⟨

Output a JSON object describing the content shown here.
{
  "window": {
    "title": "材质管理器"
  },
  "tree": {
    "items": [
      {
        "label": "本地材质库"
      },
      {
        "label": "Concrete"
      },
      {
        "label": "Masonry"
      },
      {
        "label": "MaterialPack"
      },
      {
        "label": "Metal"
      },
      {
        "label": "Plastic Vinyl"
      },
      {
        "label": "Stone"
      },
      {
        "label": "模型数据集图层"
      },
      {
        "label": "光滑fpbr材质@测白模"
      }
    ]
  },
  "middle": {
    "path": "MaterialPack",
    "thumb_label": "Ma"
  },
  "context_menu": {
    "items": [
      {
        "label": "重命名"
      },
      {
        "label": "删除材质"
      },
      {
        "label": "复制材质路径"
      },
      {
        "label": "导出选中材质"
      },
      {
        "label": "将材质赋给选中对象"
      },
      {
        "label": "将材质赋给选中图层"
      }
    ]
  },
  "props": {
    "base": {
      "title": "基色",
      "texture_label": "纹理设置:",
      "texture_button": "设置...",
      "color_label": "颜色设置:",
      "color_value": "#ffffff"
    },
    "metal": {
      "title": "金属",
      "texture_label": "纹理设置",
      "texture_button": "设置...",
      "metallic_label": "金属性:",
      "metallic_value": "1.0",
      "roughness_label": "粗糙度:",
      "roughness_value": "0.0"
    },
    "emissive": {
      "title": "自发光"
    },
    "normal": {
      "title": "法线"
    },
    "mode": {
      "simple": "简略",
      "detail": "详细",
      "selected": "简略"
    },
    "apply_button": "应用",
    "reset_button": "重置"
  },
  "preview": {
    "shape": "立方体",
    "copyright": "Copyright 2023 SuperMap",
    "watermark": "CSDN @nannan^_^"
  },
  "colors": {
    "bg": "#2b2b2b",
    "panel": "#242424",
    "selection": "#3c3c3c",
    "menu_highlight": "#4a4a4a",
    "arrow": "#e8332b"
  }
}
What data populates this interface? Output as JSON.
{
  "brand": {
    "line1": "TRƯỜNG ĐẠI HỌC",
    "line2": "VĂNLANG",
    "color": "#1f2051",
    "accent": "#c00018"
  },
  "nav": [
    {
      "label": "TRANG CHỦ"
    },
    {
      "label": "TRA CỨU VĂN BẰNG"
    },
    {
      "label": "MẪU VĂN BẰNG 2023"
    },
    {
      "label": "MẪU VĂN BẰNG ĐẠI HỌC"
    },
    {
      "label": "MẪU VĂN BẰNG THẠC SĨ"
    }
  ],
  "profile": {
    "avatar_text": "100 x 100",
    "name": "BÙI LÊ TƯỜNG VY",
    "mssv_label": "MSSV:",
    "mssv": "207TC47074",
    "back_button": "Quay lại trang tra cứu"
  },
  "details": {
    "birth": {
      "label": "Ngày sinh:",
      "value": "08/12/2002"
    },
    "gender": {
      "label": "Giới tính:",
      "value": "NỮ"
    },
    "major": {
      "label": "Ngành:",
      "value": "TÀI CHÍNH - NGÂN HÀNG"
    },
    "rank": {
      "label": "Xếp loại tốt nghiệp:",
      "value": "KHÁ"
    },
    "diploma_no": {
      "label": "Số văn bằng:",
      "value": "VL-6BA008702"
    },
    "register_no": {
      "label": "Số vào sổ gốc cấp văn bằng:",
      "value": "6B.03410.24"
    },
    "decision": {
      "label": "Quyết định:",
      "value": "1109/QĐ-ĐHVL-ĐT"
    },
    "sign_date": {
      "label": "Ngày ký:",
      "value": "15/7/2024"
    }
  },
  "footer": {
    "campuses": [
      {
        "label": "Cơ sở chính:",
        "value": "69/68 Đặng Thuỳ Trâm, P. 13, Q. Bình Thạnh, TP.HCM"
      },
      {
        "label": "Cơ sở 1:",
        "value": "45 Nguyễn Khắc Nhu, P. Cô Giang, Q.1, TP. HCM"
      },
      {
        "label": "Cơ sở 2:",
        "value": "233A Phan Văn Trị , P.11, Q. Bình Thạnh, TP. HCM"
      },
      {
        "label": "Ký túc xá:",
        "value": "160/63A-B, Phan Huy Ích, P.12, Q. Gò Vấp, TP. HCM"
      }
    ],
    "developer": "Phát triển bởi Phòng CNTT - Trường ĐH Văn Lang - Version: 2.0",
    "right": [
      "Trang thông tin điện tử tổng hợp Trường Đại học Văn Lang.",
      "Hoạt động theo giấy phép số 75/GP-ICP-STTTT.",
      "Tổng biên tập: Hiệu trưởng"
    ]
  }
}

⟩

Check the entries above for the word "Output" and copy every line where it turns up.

▸ **SOLVED EXERCISE**:
Output a JSON object describing the content shown here.
What data populates this interface? Output as JSON.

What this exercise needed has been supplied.